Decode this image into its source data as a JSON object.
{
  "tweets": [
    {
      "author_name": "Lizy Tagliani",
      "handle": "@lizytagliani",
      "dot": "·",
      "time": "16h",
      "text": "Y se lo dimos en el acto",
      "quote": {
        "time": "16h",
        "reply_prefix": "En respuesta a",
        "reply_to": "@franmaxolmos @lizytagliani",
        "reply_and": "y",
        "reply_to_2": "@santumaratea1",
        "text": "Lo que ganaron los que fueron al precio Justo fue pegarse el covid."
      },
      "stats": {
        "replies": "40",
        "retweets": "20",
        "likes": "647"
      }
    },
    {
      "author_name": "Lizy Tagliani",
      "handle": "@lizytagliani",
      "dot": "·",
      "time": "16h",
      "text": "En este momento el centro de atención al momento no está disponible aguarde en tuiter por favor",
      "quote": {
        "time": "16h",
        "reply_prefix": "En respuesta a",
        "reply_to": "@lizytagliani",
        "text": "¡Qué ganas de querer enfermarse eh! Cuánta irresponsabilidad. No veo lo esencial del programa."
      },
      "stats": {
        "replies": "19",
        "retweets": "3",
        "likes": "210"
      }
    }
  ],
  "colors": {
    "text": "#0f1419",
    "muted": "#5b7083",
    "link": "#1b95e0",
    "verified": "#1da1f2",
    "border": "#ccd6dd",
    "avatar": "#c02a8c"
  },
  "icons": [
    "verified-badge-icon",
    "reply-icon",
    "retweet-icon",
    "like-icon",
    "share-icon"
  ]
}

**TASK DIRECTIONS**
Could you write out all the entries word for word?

**SOLVED EXERCISE**
Decode this image into its source data as a JSON object.
{
  "tweets": [
    {
      "author_name": "Lizy Tagliani",
      "handle": "@lizytagliani",
      "dot": "·",
      "time": "16h",
      "text": "Y se lo dimos en el acto",
      "quote": {
        "time": "16h",
        "reply_prefix": "En respuesta a",
        "reply_to": "@franmaxolmos @lizytagliani",
        "reply_and": "y",
        "reply_to_2": "@santumaratea1",
        "text": "Lo que ganaron los que fueron al precio Justo fue pegarse el covid."
      },
      "stats": {
        "replies": "40",
        "retweets": "20",
        "likes": "647"
      }
    },
    {
      "author_name": "Lizy Tagliani",
      "handle": "@lizytagliani",
      "dot": "·",
      "time": "16h",
      "text": "En este momento el centro de atención al momento no está disponible aguarde en tuiter por favor",
      "quote": {
        "time": "16h",
        "reply_prefix": "En respuesta a",
        "reply_to": "@lizytagliani",
        "text": "¡Qué ganas de querer enfermarse eh! Cuánta irresponsabilidad. No veo lo esencial del programa."
      },
      "stats": {
        "replies": "19",
        "retweets": "3",
        "likes": "210"
      }
    }
  ],
  "colors": {
    "text": "#0f1419",
    "muted": "#5b7083",
    "link": "#1b95e0",
    "verified": "#1da1f2",
    "border": "#ccd6dd",
    "avatar": "#c02a8c"
  },
  "icons": [
    "verified-badge-icon",
    "reply-icon",
    "retweet-icon",
    "like-icon",
    "share-icon"
  ]
}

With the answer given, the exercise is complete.